How did this happen?

In an ideal situation, 21 days of lockdown is supposed to break the chain of transmission of the infection. With no or limited interaction triggered by the lockdown, the virus, if an individual had contracted it, would die within himself or herself, provided they don’t develop symptoms and become sick.

But Thimphu was still recording positive cases after 21 day.

Clinical microbiologist and member of the health ministry’s technical advisory group, Dr Tshokey, said that technically there was no reason for people to worry from such detections as Thimphu was still under lockdown.

Dr Tshokey explained that outliers were bound to happen. “These individuals might have been exposed to the virus just before the enforcement of the lockdown,” he said. “If they have followed the lockdown protocols, there should not be any issues.”

He said that the positive cases detected on day 22 or after, presumably from the community, were in the late stage of infection, meaning they were almost non-infectious and the possibility of transmitting the virus to others was minimal.

The microbiologist said that the individuals would have tested positive for the antibodies as a result of the long-term exposure to the virus and body’s natural reaction to the infection. And as a highly specific test, the RT-PCR would have picked up even a minute part of the virus, he added.

There are several literature that support that a PCR machine can show positive results due to the shedding of the dead virus particles. The index case that triggered the first nationwide lockdown in August was linked to a similar scenario. The woman had tested positive during the viral shedding phase.

A PCR test amplifies the genetic material of a virus or any pathogen exponentially by making exact copies of the molecule. The copies produced are then used to compare with the gene of the virus. The sample here can be dead or alive.

Dr Tshokey said that if these people had followed the lockdown protocols sincerely, the spread would be minimal. “At the max, they would have infected the family members, which is given. This is the basic idea of having a lockdown or placing people in quarantine, which is to contain the spread of the virus.”


Implication of unlocking Thimphu 

The current understanding is that for considering any form of relaxation in Thimphu, a red zone, the city has to maintain zero positive case from the community for 14 straight days.

However, Dr Tshokey said that going back to day one after each episode of ‘cases from the community’ would be impractical. “We have to consider this based on individual cases and how and when they have contracted the infection.” This means that unless it is a newly acquired infection from the community (acute phase), it would not interrupt the 14-day clean sheet for Thimphu.

The case definition and detection classification would, however, depend on the health ministry and experts.

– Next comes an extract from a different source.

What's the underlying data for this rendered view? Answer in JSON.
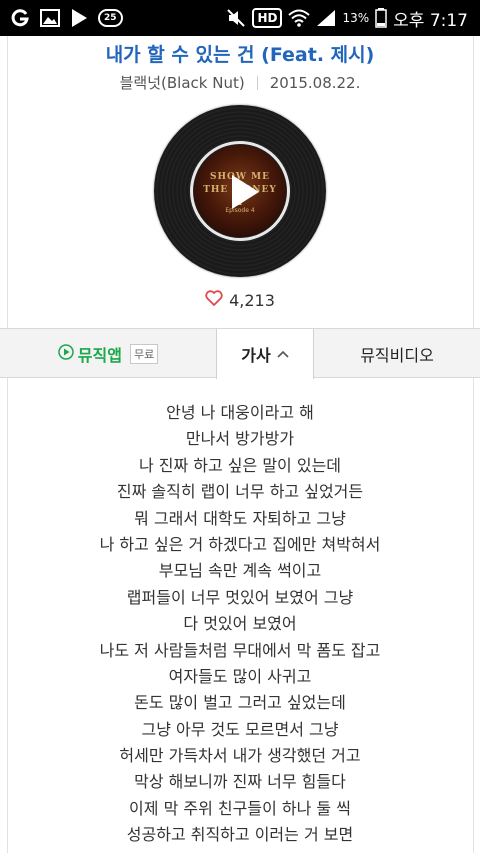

It was learnt that any positive cases detected outside the quarantine and from within the close contacts, the ministry swept all those areas to identify potential transmission.

The ministry has also started a mass screening at household level in Thimphu since January 14 to check for possible active transmission of the virus.

As of yesterday, more than 10,000 individuals were tested in Thimphu. Sowai Lyonpo (health minister) Dechen Wangmo, said that no one had tested positive from the screening so far. “This is a good sign. We have two more days to carry out testing in Thimphu. Let us all pray there are no positive cases hereafter.”

Paro, which is also a red zone, has also not reported any positive case from the community during the mass screening. Over 12,000 people were tested in Paro as of yesterday.

Lyonpo said that the results from the mass screening would also be considered by the experts and Covid-19 national taskforce to deliberate on the possible relaxation in the two red zones.